[TASK PROMPT]: Would you count how many lines of the entries below include the word "icon"? Give nothing but the number.

[EXTRACTED MATERIAL]:
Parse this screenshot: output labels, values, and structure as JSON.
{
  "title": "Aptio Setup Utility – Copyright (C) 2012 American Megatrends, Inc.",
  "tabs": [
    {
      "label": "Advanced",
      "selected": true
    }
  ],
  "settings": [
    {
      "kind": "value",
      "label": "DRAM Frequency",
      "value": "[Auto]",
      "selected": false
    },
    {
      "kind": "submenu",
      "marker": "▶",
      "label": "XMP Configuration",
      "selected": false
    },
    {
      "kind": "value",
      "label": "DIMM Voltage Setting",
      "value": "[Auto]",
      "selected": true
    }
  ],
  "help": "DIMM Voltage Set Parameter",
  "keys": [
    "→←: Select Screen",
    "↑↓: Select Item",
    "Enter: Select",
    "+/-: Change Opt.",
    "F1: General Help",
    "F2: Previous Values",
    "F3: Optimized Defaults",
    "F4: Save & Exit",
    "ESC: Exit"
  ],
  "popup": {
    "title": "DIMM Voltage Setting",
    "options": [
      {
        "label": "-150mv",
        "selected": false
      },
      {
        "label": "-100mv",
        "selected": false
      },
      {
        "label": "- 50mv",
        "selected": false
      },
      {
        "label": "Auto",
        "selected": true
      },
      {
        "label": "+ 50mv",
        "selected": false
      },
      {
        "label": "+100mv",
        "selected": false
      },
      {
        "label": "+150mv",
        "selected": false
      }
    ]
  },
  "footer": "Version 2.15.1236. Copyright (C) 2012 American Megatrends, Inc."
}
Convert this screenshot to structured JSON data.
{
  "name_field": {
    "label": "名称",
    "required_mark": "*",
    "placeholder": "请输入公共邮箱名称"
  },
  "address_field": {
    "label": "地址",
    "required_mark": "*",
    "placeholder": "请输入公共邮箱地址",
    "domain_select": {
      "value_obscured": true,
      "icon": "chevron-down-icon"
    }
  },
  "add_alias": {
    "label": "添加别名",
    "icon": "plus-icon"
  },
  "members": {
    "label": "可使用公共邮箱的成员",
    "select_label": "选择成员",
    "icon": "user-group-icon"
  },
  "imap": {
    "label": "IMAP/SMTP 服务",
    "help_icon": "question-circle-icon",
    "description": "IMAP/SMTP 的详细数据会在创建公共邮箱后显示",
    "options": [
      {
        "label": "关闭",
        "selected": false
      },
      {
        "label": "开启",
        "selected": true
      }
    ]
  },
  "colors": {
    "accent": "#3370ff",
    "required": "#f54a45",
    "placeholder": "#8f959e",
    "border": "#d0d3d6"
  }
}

[OUTPUT FOR THIS TASK]: 4